      You can start taking birth control pills as soon as you get them, any day of the week, and anytime during your menstrual cycle. But when you’ll be protected from pregnancy depends on when you start and the kind of pill you’re using.2

      It depends on the type of pill. Combination Pills: Most of them come in 28-day or 21-day packs, take 1 pill every day for 28 days (four weeks) in a row, and then start a new pack on day 29 (in case of 28-day pack), or Take 1 pill every day for 21 days (3 weeks) in a row. Then don’t take any pills for seven days (week 4). You’ll get your period during the fourth week while you aren’t taking any pills (in case of 21- day pack). progestin- only pills: only come in 28-day packs. All 28 pills have hormones. You must take progestin-only pills within the same 3 hours every day to be protected from pregnancy.2

      Women who have used [oral contraceptives, or OCs] for four years or more should be reassured because we found no evidence that long-term OC use deleteriously affects fecundability. Researchers found that long-term users of oral contraceptives, like short-term users, experienced a temporary delay in fertility, compared with those who were discontinuing barrier contraceptive methods. But also indicated that longer-term OC use was associated with a higher likelihood of pregnancy, compared with OC use for less than two years.7

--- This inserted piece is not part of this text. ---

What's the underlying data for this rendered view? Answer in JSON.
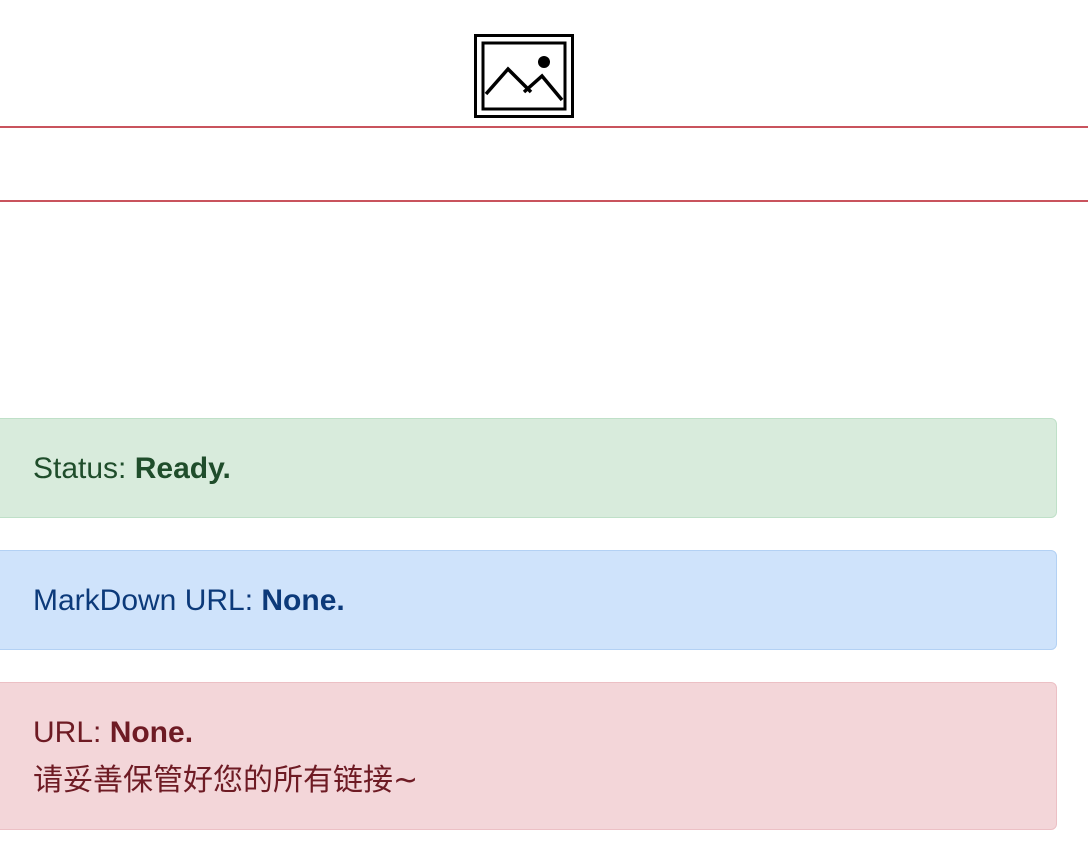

      *OCs : oral contraceptives



      A coalition of international partners with an interest in sexual and reproductive health